# How to complete this task
All entries shown below should be duplicated character for character.

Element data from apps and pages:

##############################

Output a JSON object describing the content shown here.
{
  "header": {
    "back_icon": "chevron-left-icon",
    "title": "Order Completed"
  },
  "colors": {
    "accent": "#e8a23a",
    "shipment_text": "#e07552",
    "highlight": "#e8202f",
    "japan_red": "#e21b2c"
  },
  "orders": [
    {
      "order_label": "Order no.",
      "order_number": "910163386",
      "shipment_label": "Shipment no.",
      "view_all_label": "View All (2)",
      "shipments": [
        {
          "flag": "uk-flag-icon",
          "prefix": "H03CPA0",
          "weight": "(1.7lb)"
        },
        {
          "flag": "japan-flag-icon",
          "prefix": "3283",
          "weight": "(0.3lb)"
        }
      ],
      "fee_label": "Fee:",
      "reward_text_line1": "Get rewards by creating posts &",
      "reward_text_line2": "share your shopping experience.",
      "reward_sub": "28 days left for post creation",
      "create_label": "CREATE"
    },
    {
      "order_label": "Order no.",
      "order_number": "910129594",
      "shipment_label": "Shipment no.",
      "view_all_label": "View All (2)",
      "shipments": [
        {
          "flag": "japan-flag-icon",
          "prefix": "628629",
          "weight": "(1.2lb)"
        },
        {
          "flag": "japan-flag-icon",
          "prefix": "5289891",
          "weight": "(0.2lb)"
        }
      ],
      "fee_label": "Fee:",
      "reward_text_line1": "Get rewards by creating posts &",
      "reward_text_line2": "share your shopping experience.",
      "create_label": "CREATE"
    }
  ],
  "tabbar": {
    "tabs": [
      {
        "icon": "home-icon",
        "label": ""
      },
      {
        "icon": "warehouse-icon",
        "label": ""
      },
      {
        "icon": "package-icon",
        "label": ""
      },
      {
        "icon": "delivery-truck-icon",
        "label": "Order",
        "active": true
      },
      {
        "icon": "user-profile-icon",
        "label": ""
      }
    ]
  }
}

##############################

# Exercise result
Output a JSON object describing the content shown here.
{
  "header": {
    "back_icon": "chevron-left-icon",
    "title": "Order Completed"
  },
  "colors": {
    "accent": "#e8a23a",
    "shipment_text": "#e07552",
    "highlight": "#e8202f",
    "japan_red": "#e21b2c"
  },
  "orders": [
    {
      "order_label": "Order no.",
      "order_number": "910163386",
      "shipment_label": "Shipment no.",
      "view_all_label": "View All (2)",
      "shipments": [
        {
          "flag": "uk-flag-icon",
          "prefix": "H03CPA0",
          "weight": "(1.7lb)"
        },
        {
          "flag": "japan-flag-icon",
          "prefix": "3283",
          "weight": "(0.3lb)"
        }
      ],
      "fee_label": "Fee:",
      "reward_text_line1": "Get rewards by creating posts &",
      "reward_text_line2": "share your shopping experience.",
      "reward_sub": "28 days left for post creation",
      "create_label": "CREATE"
    },
    {
      "order_label": "Order no.",
      "order_number": "910129594",
      "shipment_label": "Shipment no.",
      "view_all_label": "View All (2)",
      "shipments": [
        {
          "flag": "japan-flag-icon",
          "prefix": "628629",
          "weight": "(1.2lb)"
        },
        {
          "flag": "japan-flag-icon",
          "prefix": "5289891",
          "weight": "(0.2lb)"
        }
      ],
      "fee_label": "Fee:",
      "reward_text_line1": "Get rewards by creating posts &",
      "reward_text_line2": "share your shopping experience.",
      "create_label": "CREATE"
    }
  ],
  "tabbar": {
    "tabs": [
      {
        "icon": "home-icon",
        "label": ""
      },
      {
        "icon": "warehouse-icon",
        "label": ""
      },
      {
        "icon": "package-icon",
        "label": ""
      },
      {
        "icon": "delivery-truck-icon",
        "label": "Order",
        "active": true
      },
      {
        "icon": "user-profile-icon",
        "label": ""
      }
    ]
  }
}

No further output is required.